Well it does at criminal law Jim.  S.20 GBH seen as less culpable than s.18 due to the lack of intent, even if it is still GBH.

More generally, and as someone else has asked above, what does this mean for the murky world of app-based dating?  

Is it acceptable to match with someone who is almost certainly not from the UK and ask them where they are from?  When they say Clapham is one allowed to ask a further question about where they were born / which country they grew up in?

True EP, poorly phrased question. Should have been, “If there was no intent, does that make it all right then?”

Having done a bit of internet digging around the Complainant and her views on various issues, including the Royal Family, one does start to get the impression the whole thing just might have been engineered.

Her real name is Marlene, apparently.  She as a long history of speaking out against the Royal Family and has, herself, made comments that could be construed as racist against white people.

Either way, whole thing is murky as fook and everyone involved is smelling of sh1t.


Apparently her name is Marlene Headley but she changed it to sound more African, for reasons unknown. 

She has made various disparaging comments on various social media platforms about the Royal Family, including that they are racist and Meghan has been the victim of domestic abuse at their hands.

She is clearly not a supporter of the Royal Family.  The report of the conversation reads like the transcript of a recording.  It is not unreasonable to ask if she went there with an agenda.


She was on tv wearing either a Rastafarian tricolour and she has a (fake) Igbo name. If she was wearing similar at the palace it wouldn’t be a stretch to ask her about it. She said on tv that one of the aims of her charity is to speak out against racism so she had a duty to do this expose.
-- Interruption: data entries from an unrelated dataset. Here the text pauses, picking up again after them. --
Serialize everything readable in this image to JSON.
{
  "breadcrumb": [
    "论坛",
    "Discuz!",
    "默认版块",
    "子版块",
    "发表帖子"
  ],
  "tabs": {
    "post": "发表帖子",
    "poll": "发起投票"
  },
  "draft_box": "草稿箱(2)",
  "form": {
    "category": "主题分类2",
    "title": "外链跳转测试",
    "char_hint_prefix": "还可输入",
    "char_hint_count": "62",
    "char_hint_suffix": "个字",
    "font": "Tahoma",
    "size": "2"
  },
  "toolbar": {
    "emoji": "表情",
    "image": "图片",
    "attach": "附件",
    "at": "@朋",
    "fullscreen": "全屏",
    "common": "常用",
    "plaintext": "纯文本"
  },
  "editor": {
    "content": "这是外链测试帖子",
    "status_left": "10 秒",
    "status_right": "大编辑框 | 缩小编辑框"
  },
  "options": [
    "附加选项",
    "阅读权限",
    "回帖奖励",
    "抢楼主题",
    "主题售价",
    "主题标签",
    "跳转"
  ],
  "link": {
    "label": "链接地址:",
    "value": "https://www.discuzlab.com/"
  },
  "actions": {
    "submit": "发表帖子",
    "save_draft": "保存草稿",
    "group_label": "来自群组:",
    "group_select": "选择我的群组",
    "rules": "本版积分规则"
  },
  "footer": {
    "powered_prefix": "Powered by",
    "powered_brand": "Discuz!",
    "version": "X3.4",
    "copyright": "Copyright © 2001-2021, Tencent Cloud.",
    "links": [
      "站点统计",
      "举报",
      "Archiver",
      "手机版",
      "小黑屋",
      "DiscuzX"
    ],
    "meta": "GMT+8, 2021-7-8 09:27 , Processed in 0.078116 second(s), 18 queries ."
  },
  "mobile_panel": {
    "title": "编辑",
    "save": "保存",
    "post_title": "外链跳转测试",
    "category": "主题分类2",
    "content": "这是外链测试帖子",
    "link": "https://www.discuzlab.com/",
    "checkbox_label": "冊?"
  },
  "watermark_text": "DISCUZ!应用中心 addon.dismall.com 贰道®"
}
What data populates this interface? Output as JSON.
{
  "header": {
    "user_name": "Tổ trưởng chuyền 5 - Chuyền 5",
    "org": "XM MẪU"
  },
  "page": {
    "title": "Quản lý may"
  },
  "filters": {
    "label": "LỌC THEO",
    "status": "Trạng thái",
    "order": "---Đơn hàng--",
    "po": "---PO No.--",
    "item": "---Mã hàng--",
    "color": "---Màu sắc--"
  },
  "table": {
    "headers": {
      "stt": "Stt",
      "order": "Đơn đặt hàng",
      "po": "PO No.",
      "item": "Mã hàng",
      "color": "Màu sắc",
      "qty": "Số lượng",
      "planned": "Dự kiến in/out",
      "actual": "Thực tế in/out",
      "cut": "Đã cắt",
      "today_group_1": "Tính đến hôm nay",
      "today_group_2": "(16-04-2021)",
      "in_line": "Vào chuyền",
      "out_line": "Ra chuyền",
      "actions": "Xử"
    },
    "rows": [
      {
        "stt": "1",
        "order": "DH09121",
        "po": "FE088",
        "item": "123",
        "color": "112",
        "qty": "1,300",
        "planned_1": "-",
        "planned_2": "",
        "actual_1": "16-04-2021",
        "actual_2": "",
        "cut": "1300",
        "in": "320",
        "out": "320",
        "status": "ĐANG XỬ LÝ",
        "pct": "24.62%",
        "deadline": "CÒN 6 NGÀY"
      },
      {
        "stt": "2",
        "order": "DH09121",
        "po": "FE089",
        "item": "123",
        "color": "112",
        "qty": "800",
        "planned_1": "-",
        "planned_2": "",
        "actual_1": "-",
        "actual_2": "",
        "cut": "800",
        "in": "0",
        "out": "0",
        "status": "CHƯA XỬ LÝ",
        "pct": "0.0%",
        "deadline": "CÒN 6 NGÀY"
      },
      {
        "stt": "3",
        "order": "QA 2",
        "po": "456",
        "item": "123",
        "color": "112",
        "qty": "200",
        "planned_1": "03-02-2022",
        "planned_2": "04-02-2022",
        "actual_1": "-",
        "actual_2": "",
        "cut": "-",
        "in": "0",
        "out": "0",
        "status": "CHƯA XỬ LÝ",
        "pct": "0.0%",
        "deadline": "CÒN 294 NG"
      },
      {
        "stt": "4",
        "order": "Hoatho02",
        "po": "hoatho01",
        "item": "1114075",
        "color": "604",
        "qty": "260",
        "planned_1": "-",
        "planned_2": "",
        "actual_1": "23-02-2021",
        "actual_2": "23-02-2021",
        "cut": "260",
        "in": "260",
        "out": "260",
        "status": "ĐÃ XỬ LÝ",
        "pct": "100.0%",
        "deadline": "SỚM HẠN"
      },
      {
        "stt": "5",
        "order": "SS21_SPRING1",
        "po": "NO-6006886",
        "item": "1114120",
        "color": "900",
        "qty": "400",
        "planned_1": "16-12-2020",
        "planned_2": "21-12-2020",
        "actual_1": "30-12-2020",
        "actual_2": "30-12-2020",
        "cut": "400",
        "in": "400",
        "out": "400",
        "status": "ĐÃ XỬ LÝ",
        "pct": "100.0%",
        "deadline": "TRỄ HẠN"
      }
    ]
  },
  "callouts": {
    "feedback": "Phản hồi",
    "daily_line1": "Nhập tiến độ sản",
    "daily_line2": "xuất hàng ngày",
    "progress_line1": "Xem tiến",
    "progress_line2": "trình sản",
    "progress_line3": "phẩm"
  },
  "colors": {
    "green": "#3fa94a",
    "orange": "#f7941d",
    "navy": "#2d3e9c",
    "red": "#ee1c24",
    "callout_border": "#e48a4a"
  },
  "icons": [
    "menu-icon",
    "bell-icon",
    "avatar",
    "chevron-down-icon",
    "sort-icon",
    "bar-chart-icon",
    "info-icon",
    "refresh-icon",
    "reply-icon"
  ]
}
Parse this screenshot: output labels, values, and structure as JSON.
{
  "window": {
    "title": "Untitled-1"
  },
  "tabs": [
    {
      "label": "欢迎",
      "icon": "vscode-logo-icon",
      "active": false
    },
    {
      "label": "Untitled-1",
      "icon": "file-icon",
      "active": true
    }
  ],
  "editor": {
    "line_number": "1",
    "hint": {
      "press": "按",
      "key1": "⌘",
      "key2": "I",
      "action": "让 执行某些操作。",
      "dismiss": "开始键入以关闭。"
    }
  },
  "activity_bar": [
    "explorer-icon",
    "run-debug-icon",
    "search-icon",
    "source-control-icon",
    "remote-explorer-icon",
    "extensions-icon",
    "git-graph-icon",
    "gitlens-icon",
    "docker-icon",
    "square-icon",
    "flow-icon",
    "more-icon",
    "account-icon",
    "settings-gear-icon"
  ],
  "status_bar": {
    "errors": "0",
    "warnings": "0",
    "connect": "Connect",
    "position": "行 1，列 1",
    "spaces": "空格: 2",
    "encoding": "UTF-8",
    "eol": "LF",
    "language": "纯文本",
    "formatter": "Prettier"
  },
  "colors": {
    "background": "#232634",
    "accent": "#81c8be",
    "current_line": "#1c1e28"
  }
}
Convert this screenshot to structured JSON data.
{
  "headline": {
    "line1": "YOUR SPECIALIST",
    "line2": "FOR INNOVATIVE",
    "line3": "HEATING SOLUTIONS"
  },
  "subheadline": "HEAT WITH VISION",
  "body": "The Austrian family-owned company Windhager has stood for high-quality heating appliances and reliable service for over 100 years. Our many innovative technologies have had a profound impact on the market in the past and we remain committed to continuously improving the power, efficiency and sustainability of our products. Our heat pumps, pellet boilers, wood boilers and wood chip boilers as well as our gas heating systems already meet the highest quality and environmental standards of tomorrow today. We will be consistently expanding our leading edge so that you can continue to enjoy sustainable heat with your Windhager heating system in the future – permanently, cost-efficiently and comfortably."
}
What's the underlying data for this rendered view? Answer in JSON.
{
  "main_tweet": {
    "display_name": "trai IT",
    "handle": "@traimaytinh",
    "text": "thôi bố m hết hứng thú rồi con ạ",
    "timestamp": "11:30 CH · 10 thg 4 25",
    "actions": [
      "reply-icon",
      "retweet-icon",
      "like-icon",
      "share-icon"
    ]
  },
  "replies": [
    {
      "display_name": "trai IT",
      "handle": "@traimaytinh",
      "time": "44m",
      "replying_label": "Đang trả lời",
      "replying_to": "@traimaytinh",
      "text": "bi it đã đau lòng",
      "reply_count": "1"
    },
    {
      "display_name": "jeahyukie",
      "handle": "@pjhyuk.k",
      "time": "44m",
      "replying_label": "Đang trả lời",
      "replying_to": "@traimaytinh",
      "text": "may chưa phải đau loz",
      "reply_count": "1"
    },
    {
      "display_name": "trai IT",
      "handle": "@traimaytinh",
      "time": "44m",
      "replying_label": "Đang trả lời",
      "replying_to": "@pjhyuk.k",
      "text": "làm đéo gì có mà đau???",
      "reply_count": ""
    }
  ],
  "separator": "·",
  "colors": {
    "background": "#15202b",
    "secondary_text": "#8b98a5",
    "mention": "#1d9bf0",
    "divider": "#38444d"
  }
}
It looks like a fit up job for publicity.

Having said that, the old racist lady was easy to fit-up. Entitled old person from another era.

Makes me laugh when the royals pretend to be woke, their whole existence is about embedding privilege and power and lording it (literally, not figuratively) over the proles who are very much to be kept down and in their place.

So, as is often the case, when two dickheads with an agenda meet, a ruckus ensues. The racist old biddy met a harder nutter on this occasion.

I purposely make no comment on the original incident.   

I employ a lady born in the UK but so proud of her Indian heritage she often refers to herself as Indian which I confess to having been confused by  as to repeat her self description would lead me to ask myself if I were being rascist. 

My surname makes it obvious that my family came from elsewhere. I’m often asked where. I enjoy explaining. Maybe because it attests to survival rather than a journey in chains. 

If asked sensitively and contextually I think this can be a legitimate question and can demonstrate a genuine interest in a person and understanding them. 


Point being that an English person may feel it offensive that you think there's something different about them that you feel it's important enough 'to understand' about them by virtue of their ancestors' place of birth.